08:23 – Netflix Instant is obviously under pressure from Amazon and other video streaming vendors. Netflix is having to pay much more for the rights to stream programming, and it’s really starting to show in their selection of new titles. For the last few months, I’ve noticed that their new material is heavily skewed towards material from Korea and other Pacific Rim countries. For at least the last three months, their “Recently added in TV Shows” category has been more than half Korean and other dubbed material. I’m sure they get this stuff for almost nothing, and I’m equally sure that almost none of their subscribers have any interest at all in watching it. It’s simply a cheap and cheesy way of padding their catalog. Even so, at eight bucks a month Netflix streaming continues to offer incredible bang for the buck.
I’m not sure what’s going on with kit sales to foreign customers. Over the past year our sales have been steadily about 95% domestic, with nearly all of the remainder going to Canadian customers. Lately, 15% to 20% of sales have been to customers outside the US, with Canadians, Australians, and Brits about evenly split.

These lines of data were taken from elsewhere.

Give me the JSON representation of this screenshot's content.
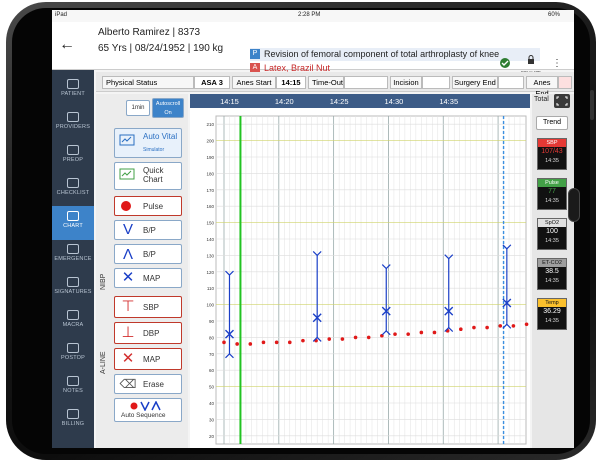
{
  "status_bar": {
    "device": "iPad",
    "time": "2:28 PM",
    "battery": "60%"
  },
  "patient": {
    "name_line": "Alberto Ramirez | 8373",
    "info_line": "65 Yrs | 08/24/1952 | 190 kg",
    "procedure_tag": "P",
    "procedure": "Revision of femoral component of total arthroplasty of knee",
    "allergy_tag": "A",
    "allergies": "Latex, Brazil Nut"
  },
  "header_actions": {
    "finalize_label": "FINALIZE"
  },
  "sidebar": {
    "items": [
      {
        "label": "PATIENT"
      },
      {
        "label": "PROVIDERS"
      },
      {
        "label": "PREOP"
      },
      {
        "label": "CHECKLIST"
      },
      {
        "label": "CHART"
      },
      {
        "label": "EMERGENCE"
      },
      {
        "label": "SIGNATURES"
      },
      {
        "label": "MACRA"
      },
      {
        "label": "POSTOP"
      },
      {
        "label": "NOTES"
      },
      {
        "label": "BILLING"
      }
    ]
  },
  "milestones": {
    "physical_status_label": "Physical Status",
    "physical_status_value": "ASA 3",
    "anes_start_label": "Anes Start",
    "anes_start_value": "14:15",
    "timeout_label": "Time-Out",
    "incision_label": "Incision",
    "surgery_end_label": "Surgery End",
    "anes_end_label": "Anes End"
  },
  "controls": {
    "interval": "1min",
    "autoscroll": "Autoscroll On",
    "auto_vital": "Auto Vital",
    "auto_vital_sub": "Simulator",
    "quick_chart": "Quick Chart",
    "pulse": "Pulse",
    "bp_down": "B/P",
    "bp_up": "B/P",
    "map": "MAP",
    "sbp": "SBP",
    "dbp": "DBP",
    "map2": "MAP",
    "erase": "Erase",
    "auto_sequence": "Auto Sequence",
    "nibp_label": "NIBP",
    "aline_label": "A-LINE"
  },
  "chart_header": {
    "total_label": "Total",
    "trend_label": "Trend"
  },
  "chart_data": {
    "type": "line",
    "x_ticks": [
      "14:15",
      "14:20",
      "14:25",
      "14:30",
      "14:35"
    ],
    "y_ticks": [
      210,
      200,
      190,
      180,
      170,
      160,
      150,
      140,
      130,
      120,
      110,
      100,
      90,
      80,
      70,
      60,
      50,
      40,
      30,
      20
    ],
    "ylim": [
      15,
      215
    ],
    "pulse_series": {
      "name": "Pulse",
      "x_min": [
        0,
        1.2,
        2.4,
        3.6,
        4.8,
        6,
        7.2,
        8.4,
        9.6,
        10.8,
        12,
        13.2,
        14.4,
        15.6,
        16.8,
        18,
        19.2,
        20.4,
        21.6,
        22.8,
        24,
        25.2,
        26.4,
        27.6
      ],
      "values": [
        77,
        76,
        76,
        77,
        77,
        77,
        78,
        78,
        79,
        79,
        80,
        80,
        81,
        82,
        82,
        83,
        83,
        84,
        85,
        86,
        86,
        87,
        87,
        88
      ]
    },
    "nibp": [
      {
        "x_min": 0.5,
        "sbp": 118,
        "dbp": 70,
        "map": 82
      },
      {
        "x_min": 8.5,
        "sbp": 130,
        "dbp": 80,
        "map": 92
      },
      {
        "x_min": 14.8,
        "sbp": 122,
        "dbp": 84,
        "map": 96
      },
      {
        "x_min": 20.5,
        "sbp": 128,
        "dbp": 86,
        "map": 96
      },
      {
        "x_min": 25.8,
        "sbp": 134,
        "dbp": 88,
        "map": 101
      }
    ],
    "anes_start_line_min": 1.5,
    "current_time_line_min": 25.5,
    "grid": true
  },
  "vitals": [
    {
      "label": "SBP",
      "value": "107/43",
      "color": "#e53935",
      "text_dark": false
    },
    {
      "label": "Pulse",
      "value": "77",
      "color": "#43a047",
      "text_dark": false
    },
    {
      "label": "SpO2",
      "value": "100",
      "color": "#e0e0e0",
      "text_dark": true
    },
    {
      "label": "ET-CO2",
      "value": "38.5",
      "color": "#9e9e9e",
      "text_dark": true
    },
    {
      "label": "Temp",
      "value": "36.29",
      "color": "#fbc02d",
      "text_dark": true
    }
  ],
  "vital_times": [
    "14:35",
    "14:35",
    "14:35",
    "14:35",
    "14:35"
  ],
  "colors": {
    "sidebar": "#2e3b4c",
    "active": "#3d83c9",
    "bp_blue": "#1a3fc7",
    "pulse_red": "#e01919"
  }
}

I read an interesting report yesterday about generosity by nation. The generosity in question was not foreign aid, but individual generosity, measured not only in monetary contributions but in willingness to help others, contribute time and work, and so on. The PDF included a table of the top 10 over the past five years. Positions 1 through 6 were held by the US, Australia, New Zealand, Ireland, Canada, and the UK. It’s probably not a coincidence that all of these are English-speaking countries.
09:46 – Congratulations to John Farrell Kuhns, whose Heirloom Chemistry Set Kickstarter project has nearly reached four times its original $30,000 goal. That’s with only a month gone and two weeks remaining.
Several people have asked me why I’m supporting and promoting a competitor’s project. The short answer is that I don’t really consider John to be a competitor. We focus on different markets. But even if John were our competitor, I’d still support his project because I think it’s important that kids have as many good options as possible for getting involved with hands-on science.